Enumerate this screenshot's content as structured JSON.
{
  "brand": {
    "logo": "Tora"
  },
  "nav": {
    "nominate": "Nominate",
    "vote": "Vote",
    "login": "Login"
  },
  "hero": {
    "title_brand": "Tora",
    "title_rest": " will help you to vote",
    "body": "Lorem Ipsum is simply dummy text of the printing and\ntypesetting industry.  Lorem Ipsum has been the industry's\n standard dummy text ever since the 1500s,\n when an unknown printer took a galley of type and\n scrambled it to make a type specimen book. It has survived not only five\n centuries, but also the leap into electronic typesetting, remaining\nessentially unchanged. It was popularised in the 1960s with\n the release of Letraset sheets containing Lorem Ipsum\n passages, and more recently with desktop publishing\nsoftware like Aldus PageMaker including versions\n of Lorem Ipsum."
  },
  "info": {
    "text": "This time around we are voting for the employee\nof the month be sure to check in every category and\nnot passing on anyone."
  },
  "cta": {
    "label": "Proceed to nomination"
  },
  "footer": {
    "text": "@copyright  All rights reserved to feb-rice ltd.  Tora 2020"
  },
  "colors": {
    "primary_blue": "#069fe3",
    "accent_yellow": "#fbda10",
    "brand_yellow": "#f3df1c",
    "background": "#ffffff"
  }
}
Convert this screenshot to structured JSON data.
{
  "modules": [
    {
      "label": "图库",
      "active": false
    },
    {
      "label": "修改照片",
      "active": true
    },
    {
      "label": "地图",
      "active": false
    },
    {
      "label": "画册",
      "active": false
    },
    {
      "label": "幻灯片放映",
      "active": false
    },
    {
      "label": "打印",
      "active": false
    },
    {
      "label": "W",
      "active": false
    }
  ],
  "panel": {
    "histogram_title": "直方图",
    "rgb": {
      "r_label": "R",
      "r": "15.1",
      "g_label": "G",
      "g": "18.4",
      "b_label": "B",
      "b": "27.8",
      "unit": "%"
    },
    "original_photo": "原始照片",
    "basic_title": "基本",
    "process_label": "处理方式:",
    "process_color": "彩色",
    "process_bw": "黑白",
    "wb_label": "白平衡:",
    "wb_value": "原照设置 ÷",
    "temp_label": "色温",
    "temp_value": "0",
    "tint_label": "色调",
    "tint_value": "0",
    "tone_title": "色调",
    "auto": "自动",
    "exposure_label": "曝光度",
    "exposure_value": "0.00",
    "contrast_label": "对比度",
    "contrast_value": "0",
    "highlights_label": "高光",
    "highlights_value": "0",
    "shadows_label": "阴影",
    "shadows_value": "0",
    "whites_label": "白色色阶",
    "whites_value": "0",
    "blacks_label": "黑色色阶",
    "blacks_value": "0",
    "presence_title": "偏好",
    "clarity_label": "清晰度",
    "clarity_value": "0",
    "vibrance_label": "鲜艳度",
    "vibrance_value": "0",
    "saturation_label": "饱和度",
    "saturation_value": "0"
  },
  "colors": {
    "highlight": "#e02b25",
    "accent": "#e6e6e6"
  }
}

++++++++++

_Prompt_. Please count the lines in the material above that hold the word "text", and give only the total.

_Answer for this exercise_. 3